* EXERCISE REQUIREMENTS *
Retype every entry word for word. Omit the pictures.

* INPUT *
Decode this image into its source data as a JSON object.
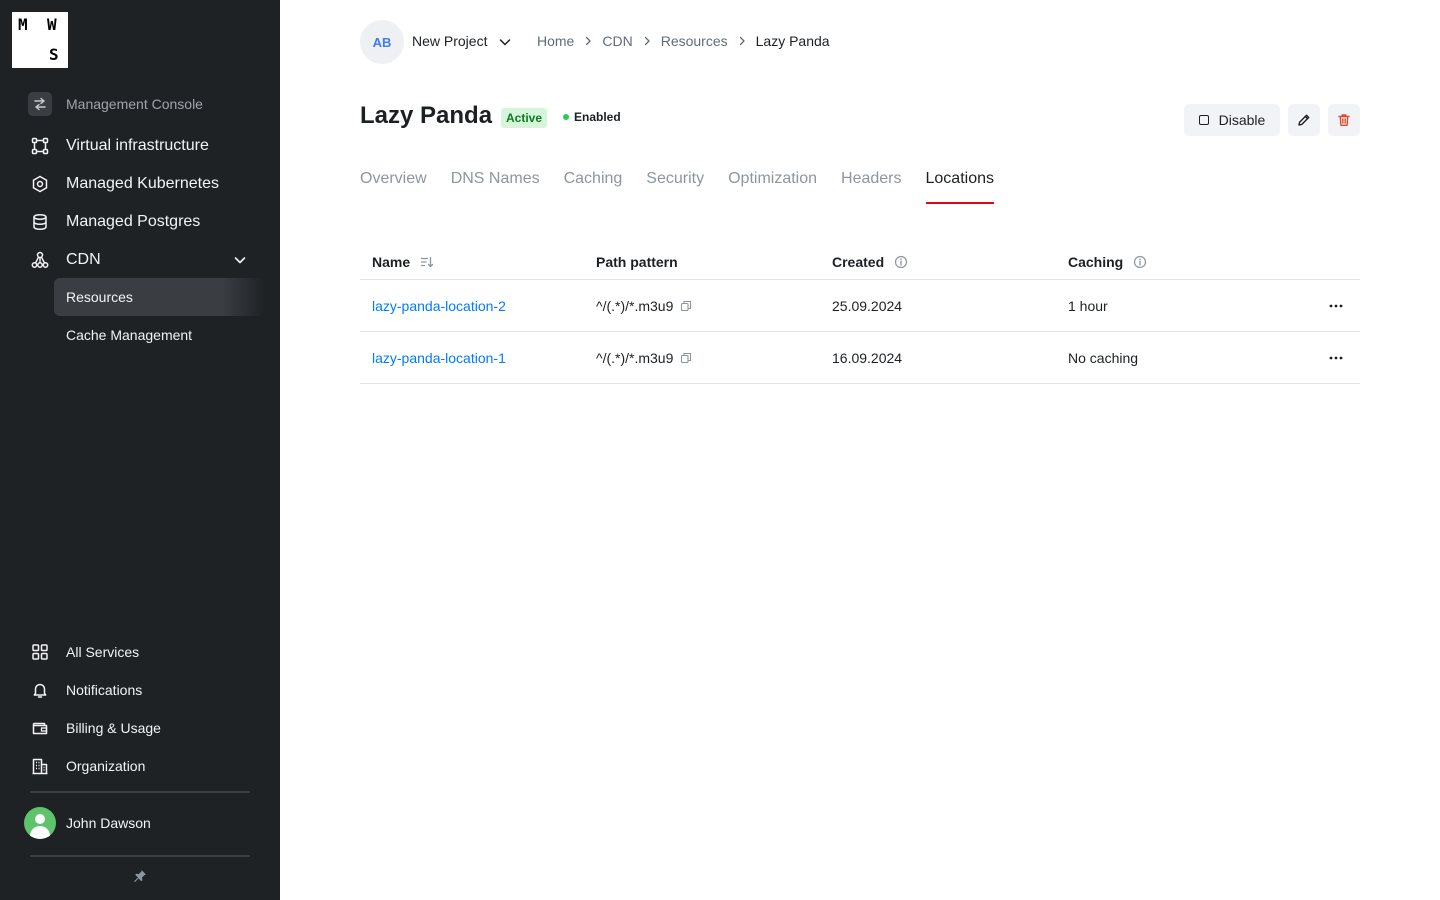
{
  "logo": {
    "letters": [
      "M",
      "W",
      "S"
    ]
  },
  "sidebar": {
    "console_label": "Management Console",
    "nav": [
      {
        "label": "Virtual infrastructure",
        "icon": "virtual-infrastructure-icon"
      },
      {
        "label": "Managed Kubernetes",
        "icon": "kubernetes-icon"
      },
      {
        "label": "Managed Postgres",
        "icon": "database-icon"
      },
      {
        "label": "CDN",
        "icon": "cdn-icon",
        "expanded": true
      }
    ],
    "cdn_sub": [
      {
        "label": "Resources",
        "active": true
      },
      {
        "label": "Cache Management",
        "active": false
      }
    ],
    "bottom": [
      {
        "label": "All Services",
        "icon": "grid-icon"
      },
      {
        "label": "Notifications",
        "icon": "bell-icon"
      },
      {
        "label": "Billing & Usage",
        "icon": "wallet-icon"
      },
      {
        "label": "Organization",
        "icon": "building-icon"
      }
    ],
    "user_name": "John Dawson"
  },
  "header": {
    "project_initials": "AB",
    "project_name": "New Project",
    "breadcrumb": [
      "Home",
      "CDN",
      "Resources",
      "Lazy Panda"
    ]
  },
  "resource": {
    "title": "Lazy Panda",
    "badge": "Active",
    "status": "Enabled",
    "disable_label": "Disable"
  },
  "tabs": [
    {
      "label": "Overview",
      "active": false
    },
    {
      "label": "DNS Names",
      "active": false
    },
    {
      "label": "Caching",
      "active": false
    },
    {
      "label": "Security",
      "active": false
    },
    {
      "label": "Optimization",
      "active": false
    },
    {
      "label": "Headers",
      "active": false
    },
    {
      "label": "Locations",
      "active": true
    }
  ],
  "table": {
    "columns": [
      "Name",
      "Path pattern",
      "Created",
      "Caching"
    ],
    "rows": [
      {
        "name": "lazy-panda-location-2",
        "path": "^/(.*)/*.m3u9",
        "created": "25.09.2024",
        "caching": "1 hour"
      },
      {
        "name": "lazy-panda-location-1",
        "path": "^/(.*)/*.m3u9",
        "created": "16.09.2024",
        "caching": "No caching"
      }
    ]
  },
  "colors": {
    "sidebar_bg": "#1f2225",
    "accent_red": "#e30611",
    "link_blue": "#007cff",
    "active_badge_bg": "#d6f5db",
    "active_badge_text": "#0f7b22",
    "enabled_dot": "#26cd58",
    "delete_icon": "#e34b2e"
  }
}
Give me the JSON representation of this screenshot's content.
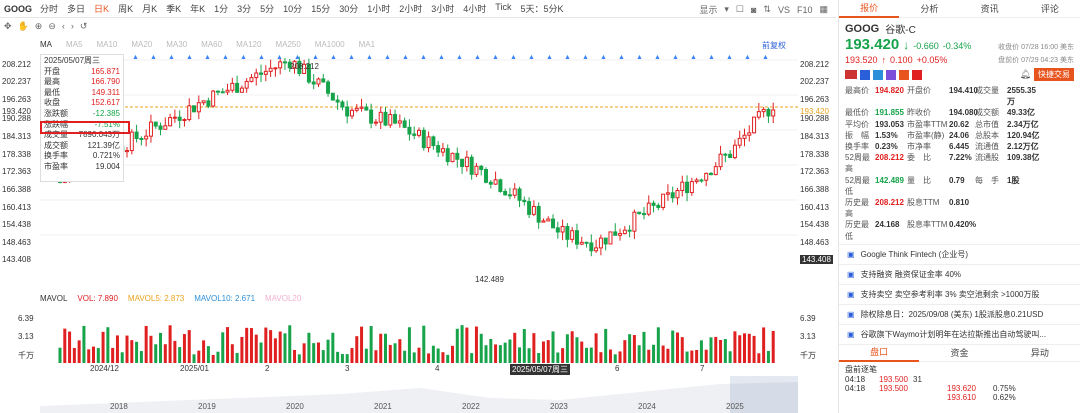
{
  "topbar": {
    "symbol": "GOOG",
    "periods": [
      "分时",
      "多日",
      "日K",
      "周K",
      "月K",
      "季K",
      "年K",
      "1分",
      "3分",
      "5分",
      "10分",
      "15分",
      "30分",
      "1小时",
      "2小时",
      "3小时",
      "4小时",
      "Tick",
      "5天：5分K"
    ],
    "active_period": "日K",
    "display": "显示",
    "vs": "VS",
    "f10": "F10"
  },
  "legend": {
    "ma": "MA",
    "items": [
      "MA5",
      "MA10",
      "MA20",
      "MA30",
      "MA60",
      "MA120",
      "MA250",
      "MA1000",
      "MA1"
    ],
    "fq": "前复权"
  },
  "yaxis": [
    "208.212",
    "202.237",
    "196.263",
    "193.420",
    "190.288",
    "184.313",
    "178.338",
    "172.363",
    "166.388",
    "160.413",
    "154.438",
    "148.463",
    "143.408"
  ],
  "yaxis_r": [
    "208.212",
    "202.237",
    "196.263",
    "193.420",
    "190.288",
    "184.313",
    "178.338",
    "172.363",
    "166.388",
    "160.413",
    "154.438",
    "148.463",
    "143.408"
  ],
  "annot": {
    "high": "208.212",
    "low": "142.489"
  },
  "tooltip": {
    "date": "2025/05/07周三",
    "rows": [
      [
        "开盘",
        "165.871"
      ],
      [
        "最高",
        "166.790"
      ],
      [
        "最低",
        "149.311"
      ],
      [
        "收盘",
        "152.617"
      ],
      [
        "涨跌额",
        "-12.385"
      ],
      [
        "涨跌幅",
        "-7.51%"
      ],
      [
        "成交量",
        "7890.043万"
      ],
      [
        "成交额",
        "121.39亿"
      ],
      [
        "换手率",
        "0.721%"
      ],
      [
        "市盈率",
        "19.004"
      ]
    ]
  },
  "vol": {
    "label": "MAVOL",
    "vol": "VOL: 7.890",
    "mavol5": "MAVOL5: 2.873",
    "mavol10": "MAVOL10: 2.671",
    "mavol20": "MAVOL20",
    "ticks": [
      "6.39",
      "3.13",
      "千万"
    ]
  },
  "xaxis": [
    "2024/12",
    "2025/01",
    "2",
    "3",
    "4",
    "2025/05/07周三",
    "6",
    "7"
  ],
  "mini_years": [
    "2018",
    "2019",
    "2020",
    "2021",
    "2022",
    "2023",
    "2024",
    "2025"
  ],
  "panel": {
    "tabs": [
      "报价",
      "分析",
      "资讯",
      "评论"
    ],
    "symbol": "GOOG",
    "name": "谷歌-C",
    "price": "193.420",
    "arrow": "↓",
    "chg": "-0.660",
    "pct": "-0.34%",
    "close_note": "收盘价 07/28 16:00 美东",
    "pre_price": "193.520",
    "pre_arrow": "↑",
    "pre_chg": "0.100",
    "pre_pct": "+0.05%",
    "pre_note": "盘前价 07/29 04:23 美东",
    "quick": "快捷交易",
    "stats": [
      [
        "最高价",
        "194.820",
        "开盘价",
        "194.410",
        "成交量",
        "2555.35万"
      ],
      [
        "最低价",
        "191.855",
        "昨收价",
        "194.080",
        "成交额",
        "49.33亿"
      ],
      [
        "平均价",
        "193.053",
        "市盈率TTM",
        "20.62",
        "总市值",
        "2.34万亿"
      ],
      [
        "振　幅",
        "1.53%",
        "市盈率(静)",
        "24.06",
        "总股本",
        "120.94亿"
      ],
      [
        "换手率",
        "0.23%",
        "市净率",
        "6.445",
        "流通值",
        "2.12万亿"
      ],
      [
        "52周最高",
        "208.212",
        "委　比",
        "7.22%",
        "流通股",
        "109.38亿"
      ],
      [
        "52周最低",
        "142.489",
        "量　比",
        "0.79",
        "每　手",
        "1股"
      ],
      [
        "历史最高",
        "208.212",
        "股息TTM",
        "0.810",
        "",
        ""
      ],
      [
        "历史最低",
        "24.168",
        "股息率TTM",
        "0.420%",
        "",
        ""
      ]
    ],
    "infos": [
      "Google Think Fintech (企业号)",
      "支持融资 融资保证金率 40%",
      "支持卖空 卖空参考利率 3% 卖空池剩余 >1000万股",
      "除权除息日：2025/09/08 (美东) 1股派股息0.21USD",
      "谷歌旗下Waymo计划明年在达拉斯推出自动驾驶叫..."
    ],
    "btabs": [
      "盘口",
      "资金",
      "异动"
    ],
    "pre_label": "盘前逐笔",
    "ticks": [
      [
        "04:18",
        "193.500",
        "31"
      ],
      [
        "04:18",
        "193.500",
        "",
        "193.620",
        "0.75%"
      ],
      [
        "",
        "",
        "",
        "193.610",
        "0.62%"
      ]
    ]
  }
}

* SOLUTION *
Decode this image into its source data as a JSON object.
{
  "logo": {
    "letters": [
      "M",
      "W",
      "S"
    ]
  },
  "sidebar": {
    "console_label": "Management Console",
    "nav": [
      {
        "label": "Virtual infrastructure",
        "icon": "virtual-infrastructure-icon"
      },
      {
        "label": "Managed Kubernetes",
        "icon": "kubernetes-icon"
      },
      {
        "label": "Managed Postgres",
        "icon": "database-icon"
      },
      {
        "label": "CDN",
        "icon": "cdn-icon",
        "expanded": true
      }
    ],
    "cdn_sub": [
      {
        "label": "Resources",
        "active": true
      },
      {
        "label": "Cache Management",
        "active": false
      }
    ],
    "bottom": [
      {
        "label": "All Services",
        "icon": "grid-icon"
      },
      {
        "label": "Notifications",
        "icon": "bell-icon"
      },
      {
        "label": "Billing & Usage",
        "icon": "wallet-icon"
      },
      {
        "label": "Organization",
        "icon": "building-icon"
      }
    ],
    "user_name": "John Dawson"
  },
  "header": {
    "project_initials": "AB",
    "project_name": "New Project",
    "breadcrumb": [
      "Home",
      "CDN",
      "Resources",
      "Lazy Panda"
    ]
  },
  "resource": {
    "title": "Lazy Panda",
    "badge": "Active",
    "status": "Enabled",
    "disable_label": "Disable"
  },
  "tabs": [
    {
      "label": "Overview",
      "active": false
    },
    {
      "label": "DNS Names",
      "active": false
    },
    {
      "label": "Caching",
      "active": false
    },
    {
      "label": "Security",
      "active": false
    },
    {
      "label": "Optimization",
      "active": false
    },
    {
      "label": "Headers",
      "active": false
    },
    {
      "label": "Locations",
      "active": true
    }
  ],
  "table": {
    "columns": [
      "Name",
      "Path pattern",
      "Created",
      "Caching"
    ],
    "rows": [
      {
        "name": "lazy-panda-location-2",
        "path": "^/(.*)/*.m3u9",
        "created": "25.09.2024",
        "caching": "1 hour"
      },
      {
        "name": "lazy-panda-location-1",
        "path": "^/(.*)/*.m3u9",
        "created": "16.09.2024",
        "caching": "No caching"
      }
    ]
  },
  "colors": {
    "sidebar_bg": "#1f2225",
    "accent_red": "#e30611",
    "link_blue": "#007cff",
    "active_badge_bg": "#d6f5db",
    "active_badge_text": "#0f7b22",
    "enabled_dot": "#26cd58",
    "delete_icon": "#e34b2e"
  }
}
Give me the JSON representation of this screenshot's content.
{
  "topbar": {
    "symbol": "GOOG",
    "periods": [
      "分时",
      "多日",
      "日K",
      "周K",
      "月K",
      "季K",
      "年K",
      "1分",
      "3分",
      "5分",
      "10分",
      "15分",
      "30分",
      "1小时",
      "2小时",
      "3小时",
      "4小时",
      "Tick",
      "5天：5分K"
    ],
    "active_period": "日K",
    "display": "显示",
    "vs": "VS",
    "f10": "F10"
  },
  "legend": {
    "ma": "MA",
    "items": [
      "MA5",
      "MA10",
      "MA20",
      "MA30",
      "MA60",
      "MA120",
      "MA250",
      "MA1000",
      "MA1"
    ],
    "fq": "前复权"
  },
  "yaxis": [
    "208.212",
    "202.237",
    "196.263",
    "193.420",
    "190.288",
    "184.313",
    "178.338",
    "172.363",
    "166.388",
    "160.413",
    "154.438",
    "148.463",
    "143.408"
  ],
  "yaxis_r": [
    "208.212",
    "202.237",
    "196.263",
    "193.420",
    "190.288",
    "184.313",
    "178.338",
    "172.363",
    "166.388",
    "160.413",
    "154.438",
    "148.463",
    "143.408"
  ],
  "annot": {
    "high": "208.212",
    "low": "142.489"
  },
  "tooltip": {
    "date": "2025/05/07周三",
    "rows": [
      [
        "开盘",
        "165.871"
      ],
      [
        "最高",
        "166.790"
      ],
      [
        "最低",
        "149.311"
      ],
      [
        "收盘",
        "152.617"
      ],
      [
        "涨跌额",
        "-12.385"
      ],
      [
        "涨跌幅",
        "-7.51%"
      ],
      [
        "成交量",
        "7890.043万"
      ],
      [
        "成交额",
        "121.39亿"
      ],
      [
        "换手率",
        "0.721%"
      ],
      [
        "市盈率",
        "19.004"
      ]
    ]
  },
  "vol": {
    "label": "MAVOL",
    "vol": "VOL: 7.890",
    "mavol5": "MAVOL5: 2.873",
    "mavol10": "MAVOL10: 2.671",
    "mavol20": "MAVOL20",
    "ticks": [
      "6.39",
      "3.13",
      "千万"
    ]
  },
  "xaxis": [
    "2024/12",
    "2025/01",
    "2",
    "3",
    "4",
    "2025/05/07周三",
    "6",
    "7"
  ],
  "mini_years": [
    "2018",
    "2019",
    "2020",
    "2021",
    "2022",
    "2023",
    "2024",
    "2025"
  ],
  "panel": {
    "tabs": [
      "报价",
      "分析",
      "资讯",
      "评论"
    ],
    "symbol": "GOOG",
    "name": "谷歌-C",
    "price": "193.420",
    "arrow": "↓",
    "chg": "-0.660",
    "pct": "-0.34%",
    "close_note": "收盘价 07/28 16:00 美东",
    "pre_price": "193.520",
    "pre_arrow": "↑",
    "pre_chg": "0.100",
    "pre_pct": "+0.05%",
    "pre_note": "盘前价 07/29 04:23 美东",
    "quick": "快捷交易",
    "stats": [
      [
        "最高价",
        "194.820",
        "开盘价",
        "194.410",
        "成交量",
        "2555.35万"
      ],
      [
        "最低价",
        "191.855",
        "昨收价",
        "194.080",
        "成交额",
        "49.33亿"
      ],
      [
        "平均价",
        "193.053",
        "市盈率TTM",
        "20.62",
        "总市值",
        "2.34万亿"
      ],
      [
        "振　幅",
        "1.53%",
        "市盈率(静)",
        "24.06",
        "总股本",
        "120.94亿"
      ],
      [
        "换手率",
        "0.23%",
        "市净率",
        "6.445",
        "流通值",
        "2.12万亿"
      ],
      [
        "52周最高",
        "208.212",
        "委　比",
        "7.22%",
        "流通股",
        "109.38亿"
      ],
      [
        "52周最低",
        "142.489",
        "量　比",
        "0.79",
        "每　手",
        "1股"
      ],
      [
        "历史最高",
        "208.212",
        "股息TTM",
        "0.810",
        "",
        ""
      ],
      [
        "历史最低",
        "24.168",
        "股息率TTM",
        "0.420%",
        "",
        ""
      ]
    ],
    "infos": [
      "Google Think Fintech (企业号)",
      "支持融资 融资保证金率 40%",
      "支持卖空 卖空参考利率 3% 卖空池剩余 >1000万股",
      "除权除息日：2025/09/08 (美东) 1股派股息0.21USD",
      "谷歌旗下Waymo计划明年在达拉斯推出自动驾驶叫..."
    ],
    "btabs": [
      "盘口",
      "资金",
      "异动"
    ],
    "pre_label": "盘前逐笔",
    "ticks": [
      [
        "04:18",
        "193.500",
        "31"
      ],
      [
        "04:18",
        "193.500",
        "",
        "193.620",
        "0.75%"
      ],
      [
        "",
        "",
        "",
        "193.610",
        "0.62%"
      ]
    ]
  }
}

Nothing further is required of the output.